Proper Excavator Operation

  • Earthmoving projects pose a variety of dangers to excavator operators
  • Preliminary inspections and operating guidelines can help improve safety on the jobsite

Assess the ground
Before beginning work, inspect the jobsite for debris, loose soil, holes/ditches, inclines, and other obstacles. Hidden obstacles can cause your machine to slide or result in damage to its components. If the machine catches an edge near any sort of incline or decline, tipping over is possible. 

Choose proper attachments
Follow the manufacturer's recommendations for what attachments are suitable to use on your machine to accomplish the required task. Oversized or heavy attachments can compromise the swing motor, resulting in the machine's tipping over or shutting down.

Inspect the adjuster valve frequently
Visually inspect your adjuster valve periodically to make sure it is working properly. If the valve shows signs of leakage, bring your machine in for repair as soon as possible.

Check fuel levels
Check the fuel level before beginning work. Low fuel levels can shut down an excavator unexpectedly, causing a potentially dangerous and unstable situation.

During Operation

Never overload the bucket
Understand your machine's load limits, and do not exceed them. Overloading can cause loss in stability and potential tip-overs. 

Do not undercut
An undercut occurs when an operator digs the ground beneath the excavator tracks.

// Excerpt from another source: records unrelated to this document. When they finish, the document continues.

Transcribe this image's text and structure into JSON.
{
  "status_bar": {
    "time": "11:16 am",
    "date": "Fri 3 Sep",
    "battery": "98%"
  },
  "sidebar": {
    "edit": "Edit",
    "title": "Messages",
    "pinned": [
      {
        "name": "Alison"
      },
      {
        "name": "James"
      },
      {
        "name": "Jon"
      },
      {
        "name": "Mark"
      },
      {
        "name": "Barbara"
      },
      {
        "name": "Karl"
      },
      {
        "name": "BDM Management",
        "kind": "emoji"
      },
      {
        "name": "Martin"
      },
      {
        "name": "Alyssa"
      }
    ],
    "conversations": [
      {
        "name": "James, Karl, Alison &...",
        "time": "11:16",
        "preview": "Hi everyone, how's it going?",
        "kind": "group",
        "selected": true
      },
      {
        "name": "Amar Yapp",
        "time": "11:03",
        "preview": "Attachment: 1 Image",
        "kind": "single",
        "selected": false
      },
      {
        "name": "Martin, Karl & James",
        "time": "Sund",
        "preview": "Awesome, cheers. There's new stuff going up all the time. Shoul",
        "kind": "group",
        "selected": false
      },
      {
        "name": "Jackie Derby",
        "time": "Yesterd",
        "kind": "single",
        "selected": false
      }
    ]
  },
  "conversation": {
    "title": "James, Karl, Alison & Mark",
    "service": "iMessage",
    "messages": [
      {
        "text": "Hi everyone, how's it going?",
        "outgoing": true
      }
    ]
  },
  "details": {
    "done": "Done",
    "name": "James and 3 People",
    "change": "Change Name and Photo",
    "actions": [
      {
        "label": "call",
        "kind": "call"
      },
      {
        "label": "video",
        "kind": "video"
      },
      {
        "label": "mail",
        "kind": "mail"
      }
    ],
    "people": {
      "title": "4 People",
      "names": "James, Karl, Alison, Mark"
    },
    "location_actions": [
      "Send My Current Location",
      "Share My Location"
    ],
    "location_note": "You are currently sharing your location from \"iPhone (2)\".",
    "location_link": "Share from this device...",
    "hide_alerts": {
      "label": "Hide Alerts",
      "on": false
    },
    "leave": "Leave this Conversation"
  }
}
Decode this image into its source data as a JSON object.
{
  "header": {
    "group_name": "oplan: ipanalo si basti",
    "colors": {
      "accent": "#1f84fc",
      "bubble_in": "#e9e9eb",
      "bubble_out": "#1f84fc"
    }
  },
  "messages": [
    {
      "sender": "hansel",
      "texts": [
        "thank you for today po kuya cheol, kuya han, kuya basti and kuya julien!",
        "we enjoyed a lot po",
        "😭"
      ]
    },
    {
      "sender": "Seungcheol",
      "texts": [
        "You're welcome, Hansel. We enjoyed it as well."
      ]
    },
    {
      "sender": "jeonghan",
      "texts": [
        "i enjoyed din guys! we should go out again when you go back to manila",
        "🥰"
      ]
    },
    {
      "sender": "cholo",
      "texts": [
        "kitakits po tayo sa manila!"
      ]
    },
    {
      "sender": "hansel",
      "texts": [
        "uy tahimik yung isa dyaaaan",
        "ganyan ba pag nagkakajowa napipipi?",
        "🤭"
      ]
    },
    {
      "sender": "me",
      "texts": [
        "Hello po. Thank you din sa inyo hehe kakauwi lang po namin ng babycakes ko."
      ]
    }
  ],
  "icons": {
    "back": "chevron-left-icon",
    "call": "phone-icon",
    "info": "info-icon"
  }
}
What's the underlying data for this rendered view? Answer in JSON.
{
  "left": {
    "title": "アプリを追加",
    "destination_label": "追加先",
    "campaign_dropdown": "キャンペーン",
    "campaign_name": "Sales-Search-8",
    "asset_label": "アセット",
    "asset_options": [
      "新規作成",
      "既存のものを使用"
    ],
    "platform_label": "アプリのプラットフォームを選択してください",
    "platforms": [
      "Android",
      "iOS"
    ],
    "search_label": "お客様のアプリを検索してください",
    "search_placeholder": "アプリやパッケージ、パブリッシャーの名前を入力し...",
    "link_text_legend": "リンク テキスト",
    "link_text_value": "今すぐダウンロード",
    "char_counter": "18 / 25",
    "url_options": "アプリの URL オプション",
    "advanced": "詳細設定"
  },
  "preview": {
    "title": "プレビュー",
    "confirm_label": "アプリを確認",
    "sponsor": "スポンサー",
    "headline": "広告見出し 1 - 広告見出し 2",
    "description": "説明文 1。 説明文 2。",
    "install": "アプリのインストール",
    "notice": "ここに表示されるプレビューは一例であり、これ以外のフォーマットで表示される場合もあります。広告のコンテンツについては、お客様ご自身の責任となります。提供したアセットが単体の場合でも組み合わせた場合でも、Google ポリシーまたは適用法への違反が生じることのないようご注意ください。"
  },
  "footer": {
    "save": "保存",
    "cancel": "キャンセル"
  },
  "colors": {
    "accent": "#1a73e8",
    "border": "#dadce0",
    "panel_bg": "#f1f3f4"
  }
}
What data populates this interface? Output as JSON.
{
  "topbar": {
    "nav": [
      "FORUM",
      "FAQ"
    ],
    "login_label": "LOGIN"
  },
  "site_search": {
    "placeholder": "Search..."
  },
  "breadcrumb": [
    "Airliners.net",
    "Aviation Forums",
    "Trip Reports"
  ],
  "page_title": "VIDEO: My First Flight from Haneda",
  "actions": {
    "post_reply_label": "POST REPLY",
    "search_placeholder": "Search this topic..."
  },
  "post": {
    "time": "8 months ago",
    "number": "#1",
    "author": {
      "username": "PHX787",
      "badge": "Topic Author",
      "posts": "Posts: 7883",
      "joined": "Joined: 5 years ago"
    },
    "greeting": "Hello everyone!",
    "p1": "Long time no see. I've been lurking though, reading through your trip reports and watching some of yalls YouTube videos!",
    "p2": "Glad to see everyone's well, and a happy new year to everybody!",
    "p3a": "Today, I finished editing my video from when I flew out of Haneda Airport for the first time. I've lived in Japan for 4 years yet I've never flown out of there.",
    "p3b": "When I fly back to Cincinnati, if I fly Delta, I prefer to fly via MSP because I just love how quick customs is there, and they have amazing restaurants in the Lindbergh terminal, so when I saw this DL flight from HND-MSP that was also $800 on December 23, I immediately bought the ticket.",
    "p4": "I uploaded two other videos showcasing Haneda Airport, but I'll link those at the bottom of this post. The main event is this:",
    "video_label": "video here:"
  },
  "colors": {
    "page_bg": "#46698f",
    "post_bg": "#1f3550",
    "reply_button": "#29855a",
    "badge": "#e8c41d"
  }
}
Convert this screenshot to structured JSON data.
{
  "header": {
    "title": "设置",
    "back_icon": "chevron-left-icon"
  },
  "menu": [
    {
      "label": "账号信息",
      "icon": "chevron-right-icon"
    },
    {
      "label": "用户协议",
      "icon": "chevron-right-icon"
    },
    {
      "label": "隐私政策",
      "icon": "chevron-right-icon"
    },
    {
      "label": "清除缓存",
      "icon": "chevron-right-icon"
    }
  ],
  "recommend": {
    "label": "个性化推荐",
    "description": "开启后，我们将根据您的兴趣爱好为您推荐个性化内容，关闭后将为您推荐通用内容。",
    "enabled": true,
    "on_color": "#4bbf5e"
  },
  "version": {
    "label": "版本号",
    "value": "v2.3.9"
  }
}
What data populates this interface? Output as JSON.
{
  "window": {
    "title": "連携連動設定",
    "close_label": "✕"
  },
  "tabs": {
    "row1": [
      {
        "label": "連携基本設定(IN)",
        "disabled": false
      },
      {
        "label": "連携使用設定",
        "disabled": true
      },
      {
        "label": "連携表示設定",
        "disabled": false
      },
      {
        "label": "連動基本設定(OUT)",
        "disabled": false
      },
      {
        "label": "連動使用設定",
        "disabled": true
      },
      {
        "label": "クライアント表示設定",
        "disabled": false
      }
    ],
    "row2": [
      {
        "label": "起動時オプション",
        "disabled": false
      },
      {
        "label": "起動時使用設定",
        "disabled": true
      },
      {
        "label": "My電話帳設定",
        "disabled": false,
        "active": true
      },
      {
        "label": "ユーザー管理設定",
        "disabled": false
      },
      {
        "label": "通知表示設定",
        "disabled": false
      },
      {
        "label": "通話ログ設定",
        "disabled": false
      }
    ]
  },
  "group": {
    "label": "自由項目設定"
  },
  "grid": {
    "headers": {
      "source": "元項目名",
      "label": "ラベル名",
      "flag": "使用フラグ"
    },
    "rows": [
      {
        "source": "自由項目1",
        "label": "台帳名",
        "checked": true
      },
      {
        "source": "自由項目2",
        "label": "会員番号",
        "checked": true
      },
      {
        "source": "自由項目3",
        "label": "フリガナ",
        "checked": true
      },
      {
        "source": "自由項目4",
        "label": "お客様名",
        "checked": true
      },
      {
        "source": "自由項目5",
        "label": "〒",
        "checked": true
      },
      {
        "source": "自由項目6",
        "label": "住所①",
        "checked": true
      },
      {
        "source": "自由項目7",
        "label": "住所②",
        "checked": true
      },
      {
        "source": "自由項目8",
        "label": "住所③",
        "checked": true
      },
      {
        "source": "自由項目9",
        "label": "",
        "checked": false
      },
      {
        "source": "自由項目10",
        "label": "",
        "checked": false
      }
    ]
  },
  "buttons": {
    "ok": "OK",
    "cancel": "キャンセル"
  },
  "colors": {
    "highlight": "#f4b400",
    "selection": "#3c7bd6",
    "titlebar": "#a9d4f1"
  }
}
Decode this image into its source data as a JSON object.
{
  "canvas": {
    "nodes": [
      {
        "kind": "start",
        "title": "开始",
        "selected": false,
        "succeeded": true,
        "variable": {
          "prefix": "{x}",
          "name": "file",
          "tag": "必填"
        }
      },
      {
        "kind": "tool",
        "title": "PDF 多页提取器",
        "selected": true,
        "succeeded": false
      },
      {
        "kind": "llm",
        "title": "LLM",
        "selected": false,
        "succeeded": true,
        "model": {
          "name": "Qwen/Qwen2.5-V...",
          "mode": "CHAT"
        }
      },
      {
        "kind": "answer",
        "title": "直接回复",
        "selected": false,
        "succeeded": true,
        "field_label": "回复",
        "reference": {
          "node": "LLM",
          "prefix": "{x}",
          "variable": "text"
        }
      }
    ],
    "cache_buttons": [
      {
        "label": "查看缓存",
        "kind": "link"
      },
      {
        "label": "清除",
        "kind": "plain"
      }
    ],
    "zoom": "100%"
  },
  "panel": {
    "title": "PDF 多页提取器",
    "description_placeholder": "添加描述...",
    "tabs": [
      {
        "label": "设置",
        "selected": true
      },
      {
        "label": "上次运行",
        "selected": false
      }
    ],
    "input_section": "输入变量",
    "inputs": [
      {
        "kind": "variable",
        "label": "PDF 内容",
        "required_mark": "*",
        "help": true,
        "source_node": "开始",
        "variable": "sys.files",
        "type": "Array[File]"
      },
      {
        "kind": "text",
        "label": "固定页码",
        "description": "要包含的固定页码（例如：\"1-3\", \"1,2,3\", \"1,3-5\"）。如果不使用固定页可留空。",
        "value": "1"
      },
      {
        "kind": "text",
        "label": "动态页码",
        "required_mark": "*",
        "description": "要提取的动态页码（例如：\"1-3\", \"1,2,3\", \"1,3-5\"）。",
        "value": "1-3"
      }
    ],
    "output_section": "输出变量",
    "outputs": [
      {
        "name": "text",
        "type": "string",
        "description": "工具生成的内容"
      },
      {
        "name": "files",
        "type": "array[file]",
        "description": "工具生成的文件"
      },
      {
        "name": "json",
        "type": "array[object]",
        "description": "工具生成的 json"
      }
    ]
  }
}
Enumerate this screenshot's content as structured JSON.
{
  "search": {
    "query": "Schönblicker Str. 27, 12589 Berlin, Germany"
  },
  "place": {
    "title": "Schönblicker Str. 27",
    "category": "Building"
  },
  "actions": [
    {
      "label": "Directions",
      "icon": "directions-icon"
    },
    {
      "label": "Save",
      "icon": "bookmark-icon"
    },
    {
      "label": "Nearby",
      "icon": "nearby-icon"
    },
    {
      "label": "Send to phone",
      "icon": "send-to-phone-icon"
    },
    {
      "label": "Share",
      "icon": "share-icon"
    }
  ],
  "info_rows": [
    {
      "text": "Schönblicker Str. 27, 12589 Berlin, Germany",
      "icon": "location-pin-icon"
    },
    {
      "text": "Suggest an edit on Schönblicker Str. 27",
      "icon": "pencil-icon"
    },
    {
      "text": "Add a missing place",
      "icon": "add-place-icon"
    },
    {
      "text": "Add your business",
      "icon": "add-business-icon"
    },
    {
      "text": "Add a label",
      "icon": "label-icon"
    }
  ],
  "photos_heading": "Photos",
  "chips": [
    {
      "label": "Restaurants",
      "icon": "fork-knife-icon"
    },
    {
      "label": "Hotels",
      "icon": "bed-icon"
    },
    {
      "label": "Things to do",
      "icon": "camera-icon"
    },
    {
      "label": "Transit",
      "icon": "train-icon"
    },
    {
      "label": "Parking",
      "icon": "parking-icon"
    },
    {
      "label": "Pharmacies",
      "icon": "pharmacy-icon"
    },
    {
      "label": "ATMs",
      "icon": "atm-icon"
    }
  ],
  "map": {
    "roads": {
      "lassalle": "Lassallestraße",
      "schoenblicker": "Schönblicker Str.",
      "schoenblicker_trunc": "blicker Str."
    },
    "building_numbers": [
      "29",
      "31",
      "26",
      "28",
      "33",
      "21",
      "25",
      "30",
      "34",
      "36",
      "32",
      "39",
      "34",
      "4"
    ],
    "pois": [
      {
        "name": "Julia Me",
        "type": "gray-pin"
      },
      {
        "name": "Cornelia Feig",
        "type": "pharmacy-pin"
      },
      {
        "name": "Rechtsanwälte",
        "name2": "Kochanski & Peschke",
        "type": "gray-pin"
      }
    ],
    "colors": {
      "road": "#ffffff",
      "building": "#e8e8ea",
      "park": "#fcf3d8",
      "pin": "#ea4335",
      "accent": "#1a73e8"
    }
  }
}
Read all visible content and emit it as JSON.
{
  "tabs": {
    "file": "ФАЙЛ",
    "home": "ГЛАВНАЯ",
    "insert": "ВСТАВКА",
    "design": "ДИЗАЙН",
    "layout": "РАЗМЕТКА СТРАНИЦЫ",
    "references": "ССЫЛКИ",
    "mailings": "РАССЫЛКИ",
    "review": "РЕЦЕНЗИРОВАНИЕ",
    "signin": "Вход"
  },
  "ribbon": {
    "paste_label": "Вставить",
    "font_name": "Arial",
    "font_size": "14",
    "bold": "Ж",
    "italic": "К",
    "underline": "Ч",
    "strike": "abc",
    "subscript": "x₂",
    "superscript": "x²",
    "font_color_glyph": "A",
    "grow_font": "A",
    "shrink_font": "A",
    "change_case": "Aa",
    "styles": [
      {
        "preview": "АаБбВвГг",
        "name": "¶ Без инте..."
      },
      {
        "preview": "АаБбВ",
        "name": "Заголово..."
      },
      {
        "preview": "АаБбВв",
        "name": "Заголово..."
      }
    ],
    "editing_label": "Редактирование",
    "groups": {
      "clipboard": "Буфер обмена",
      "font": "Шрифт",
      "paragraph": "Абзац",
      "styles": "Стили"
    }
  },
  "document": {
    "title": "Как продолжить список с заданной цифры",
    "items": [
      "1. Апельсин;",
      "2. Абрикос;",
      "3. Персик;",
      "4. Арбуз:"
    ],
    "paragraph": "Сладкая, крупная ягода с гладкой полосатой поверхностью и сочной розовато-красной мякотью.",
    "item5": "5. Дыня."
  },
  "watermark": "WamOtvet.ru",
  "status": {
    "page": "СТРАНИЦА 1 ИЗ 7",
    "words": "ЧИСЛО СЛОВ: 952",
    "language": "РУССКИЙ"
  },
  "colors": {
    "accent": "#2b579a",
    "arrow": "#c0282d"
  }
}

Always be aware of the location of the lip of the hole that is being created to avoid a cave-in.

Monitor your track position at all times
When working on any incline or decline, make sure your tracks are pointing up and down the slope to maintain a stable center of gravity at all times.  Your tracks should never be parallel to the slope, as this position distributes the weight of the machine unevenly and can cause a rollover.

Bacon Universal Co., Inc. Best Practices: Proper Excavator Operation